[Items from a dataset]
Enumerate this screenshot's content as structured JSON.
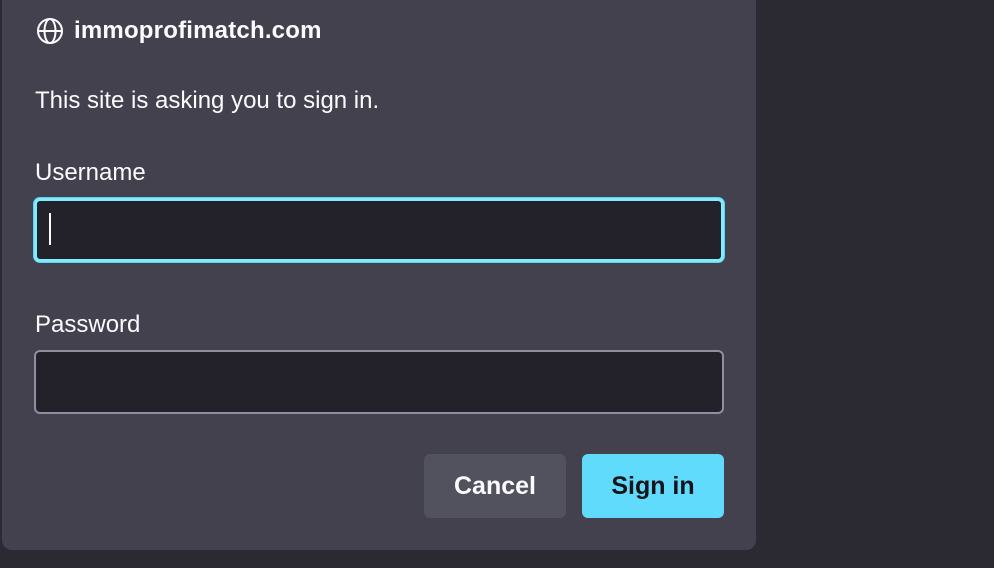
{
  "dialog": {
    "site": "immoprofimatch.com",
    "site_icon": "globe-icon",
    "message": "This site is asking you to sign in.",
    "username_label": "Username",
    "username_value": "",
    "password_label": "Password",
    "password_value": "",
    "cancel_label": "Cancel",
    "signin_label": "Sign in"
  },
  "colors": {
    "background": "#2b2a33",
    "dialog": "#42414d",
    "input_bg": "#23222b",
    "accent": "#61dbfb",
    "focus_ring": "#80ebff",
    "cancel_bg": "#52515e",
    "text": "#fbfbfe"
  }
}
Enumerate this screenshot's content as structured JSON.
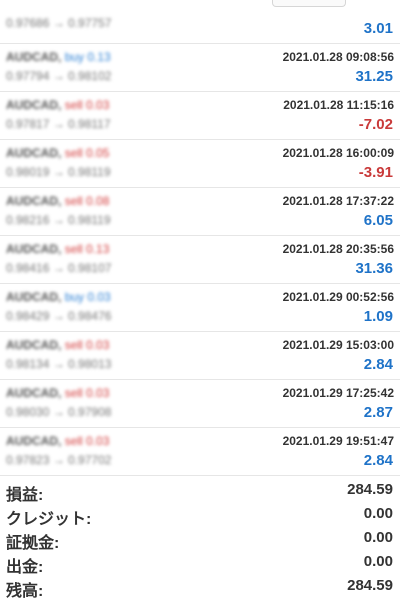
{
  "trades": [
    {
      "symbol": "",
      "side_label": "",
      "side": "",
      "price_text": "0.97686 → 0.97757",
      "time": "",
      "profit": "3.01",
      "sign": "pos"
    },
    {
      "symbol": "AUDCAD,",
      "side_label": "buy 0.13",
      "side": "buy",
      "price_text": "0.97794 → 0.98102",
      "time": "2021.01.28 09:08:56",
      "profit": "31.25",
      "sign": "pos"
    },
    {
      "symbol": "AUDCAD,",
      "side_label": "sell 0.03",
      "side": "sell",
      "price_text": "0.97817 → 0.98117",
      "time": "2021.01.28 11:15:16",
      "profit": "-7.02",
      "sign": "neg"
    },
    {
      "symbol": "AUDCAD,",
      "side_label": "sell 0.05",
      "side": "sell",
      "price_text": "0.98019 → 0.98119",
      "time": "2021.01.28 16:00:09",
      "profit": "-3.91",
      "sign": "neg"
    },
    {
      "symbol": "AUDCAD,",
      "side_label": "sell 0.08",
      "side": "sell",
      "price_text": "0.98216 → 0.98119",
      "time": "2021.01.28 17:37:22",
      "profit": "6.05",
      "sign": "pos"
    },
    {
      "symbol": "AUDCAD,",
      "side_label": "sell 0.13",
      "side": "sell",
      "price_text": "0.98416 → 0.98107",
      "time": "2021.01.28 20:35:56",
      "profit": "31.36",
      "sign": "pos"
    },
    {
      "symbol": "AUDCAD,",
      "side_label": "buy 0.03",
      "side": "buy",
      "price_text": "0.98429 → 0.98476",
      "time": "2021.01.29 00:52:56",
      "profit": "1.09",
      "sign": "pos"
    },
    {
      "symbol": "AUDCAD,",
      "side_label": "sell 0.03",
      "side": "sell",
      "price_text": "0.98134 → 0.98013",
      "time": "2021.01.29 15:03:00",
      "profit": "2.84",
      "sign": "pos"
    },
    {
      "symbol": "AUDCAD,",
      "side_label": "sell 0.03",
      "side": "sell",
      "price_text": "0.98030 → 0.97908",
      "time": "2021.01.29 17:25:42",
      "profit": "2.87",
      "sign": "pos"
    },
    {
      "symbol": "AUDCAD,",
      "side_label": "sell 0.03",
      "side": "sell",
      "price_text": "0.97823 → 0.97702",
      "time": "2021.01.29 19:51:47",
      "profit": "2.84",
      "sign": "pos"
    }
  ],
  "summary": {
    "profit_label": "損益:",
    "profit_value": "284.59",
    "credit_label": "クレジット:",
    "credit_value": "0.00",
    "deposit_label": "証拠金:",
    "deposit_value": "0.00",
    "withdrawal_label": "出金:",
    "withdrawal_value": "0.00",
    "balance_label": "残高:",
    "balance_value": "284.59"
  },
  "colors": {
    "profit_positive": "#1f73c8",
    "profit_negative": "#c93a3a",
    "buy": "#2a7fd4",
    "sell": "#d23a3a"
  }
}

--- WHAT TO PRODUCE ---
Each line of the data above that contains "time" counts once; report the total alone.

--- YOUR RESPONSE ---
10